* Requirement
If a line in the records below contains the word "your", copy it.

Stored records:

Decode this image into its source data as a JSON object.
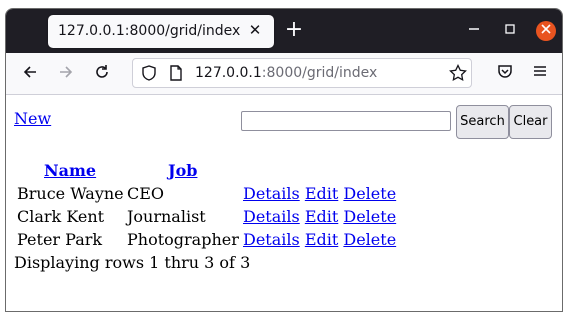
{
  "browser": {
    "tab_title": "127.0.0.1:8000/grid/index",
    "tab_close": "✕",
    "new_tab": "+",
    "url_host": "127.0.0.1",
    "url_path": ":8000/grid/index",
    "accent_close": "#e95420"
  },
  "page": {
    "new_label": " New",
    "search_value": "",
    "search_button": "Search",
    "clear_button": "Clear",
    "headers": {
      "name": "Name",
      "job": "Job"
    },
    "rows": [
      {
        "name": "Bruce Wayne",
        "job": "CEO",
        "details": " Details",
        "edit": "Edit",
        "delete": "Delete"
      },
      {
        "name": "Clark Kent",
        "job": "Journalist",
        "details": " Details",
        "edit": "Edit",
        "delete": "Delete"
      },
      {
        "name": "Peter Park",
        "job": "Photographer",
        "details": " Details",
        "edit": "Edit",
        "delete": "Delete"
      }
    ],
    "footer": "Displaying rows 1 thru 3 of 3"
  }
}
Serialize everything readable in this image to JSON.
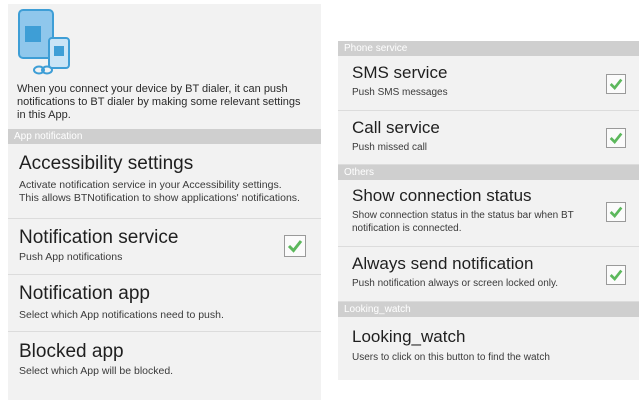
{
  "left": {
    "intro_text": "When you connect your device by BT dialer, it can push notifications to BT dialer by making some relevant settings in this App.",
    "section_app_notification": "App notification",
    "accessibility": {
      "title": "Accessibility settings",
      "summary": "Activate notification service in your Accessibility settings. This allows BTNotification to show applications' notifications."
    },
    "notification_service": {
      "title": "Notification service",
      "summary": "Push App notifications",
      "checked": true
    },
    "notification_app": {
      "title": "Notification app",
      "summary": "Select which App notifications need to push."
    },
    "blocked_app": {
      "title": "Blocked app",
      "summary": "Select which App will be blocked."
    }
  },
  "right": {
    "section_phone_service": "Phone service",
    "sms_service": {
      "title": "SMS service",
      "summary": "Push SMS messages",
      "checked": true
    },
    "call_service": {
      "title": "Call service",
      "summary": "Push missed call",
      "checked": true
    },
    "section_others": "Others",
    "show_connection_status": {
      "title": "Show connection status",
      "summary": "Show connection status in the status bar when BT notification is connected.",
      "checked": true
    },
    "always_send_notification": {
      "title": "Always send notification",
      "summary": "Push notification always or screen locked only.",
      "checked": true
    },
    "section_looking_watch": "Looking_watch",
    "looking_watch": {
      "title": "Looking_watch",
      "summary": "Users to click on this button to find the watch"
    }
  },
  "colors": {
    "accent_blue": "#3e9ed6",
    "check_green": "#5cb85c",
    "section_header_bg": "#cfcfcf"
  },
  "icons": {
    "app_icon": "devices-link-icon",
    "check": "checkmark-icon"
  }
}
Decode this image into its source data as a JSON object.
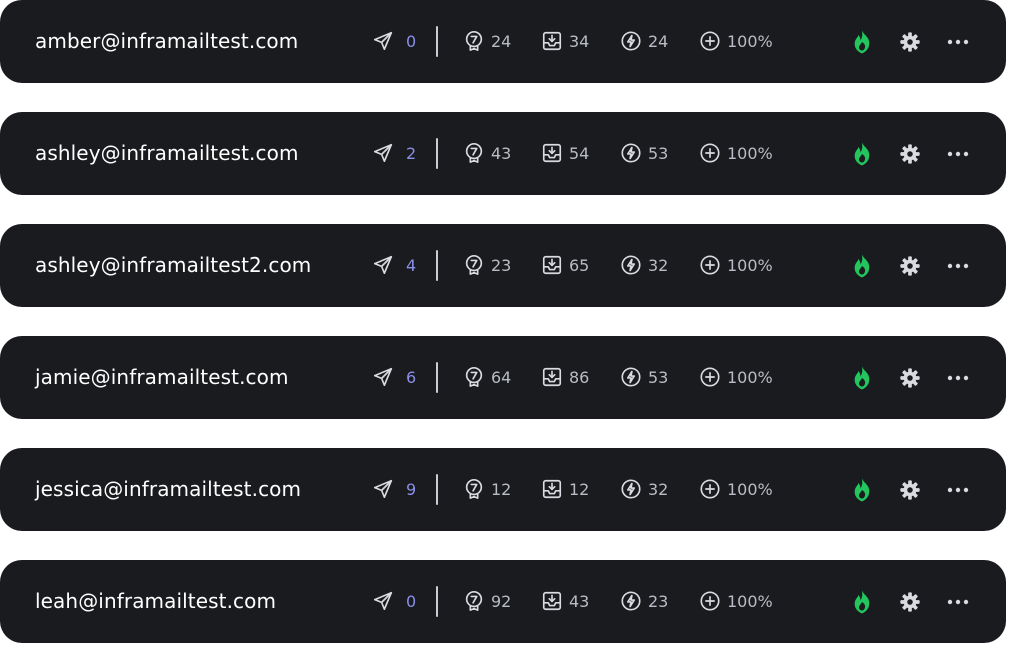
{
  "accounts": [
    {
      "email": "amber@inframailtest.com",
      "sent": "0",
      "ratings": "24",
      "inbox": "34",
      "activity": "24",
      "health": "100%",
      "warmup_status": "active"
    },
    {
      "email": "ashley@inframailtest.com",
      "sent": "2",
      "ratings": "43",
      "inbox": "54",
      "activity": "53",
      "health": "100%",
      "warmup_status": "active"
    },
    {
      "email": "ashley@inframailtest2.com",
      "sent": "4",
      "ratings": "23",
      "inbox": "65",
      "activity": "32",
      "health": "100%",
      "warmup_status": "active"
    },
    {
      "email": "jamie@inframailtest.com",
      "sent": "6",
      "ratings": "64",
      "inbox": "86",
      "activity": "53",
      "health": "100%",
      "warmup_status": "active"
    },
    {
      "email": "jessica@inframailtest.com",
      "sent": "9",
      "ratings": "12",
      "inbox": "12",
      "activity": "32",
      "health": "100%",
      "warmup_status": "active"
    },
    {
      "email": "leah@inframailtest.com",
      "sent": "0",
      "ratings": "92",
      "inbox": "43",
      "activity": "23",
      "health": "100%",
      "warmup_status": "active"
    }
  ],
  "icons": {
    "sent": "paper-plane-icon",
    "ratings": "award-badge-icon",
    "inbox": "inbox-download-icon",
    "activity": "lightning-bolt-icon",
    "health": "plus-circle-icon",
    "warmup": "flame-icon",
    "settings": "gear-icon",
    "more": "more-horizontal-icon"
  },
  "colors": {
    "row_background": "#1a1b1f",
    "email_text": "#ffffff",
    "sent_count": "#8a8fe8",
    "stat_text": "#b9bcc4",
    "flame_active": "#22c55e",
    "icon_stroke": "#d9dbe0"
  }
}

* Final answer
    "intro_text": "When you connect your device by BT dialer, it can push notifications to BT dialer by making some relevant settings in this App.",
      "summary": "Activate notification service in your Accessibility settings. This allows BTNotification to show applications' notifications."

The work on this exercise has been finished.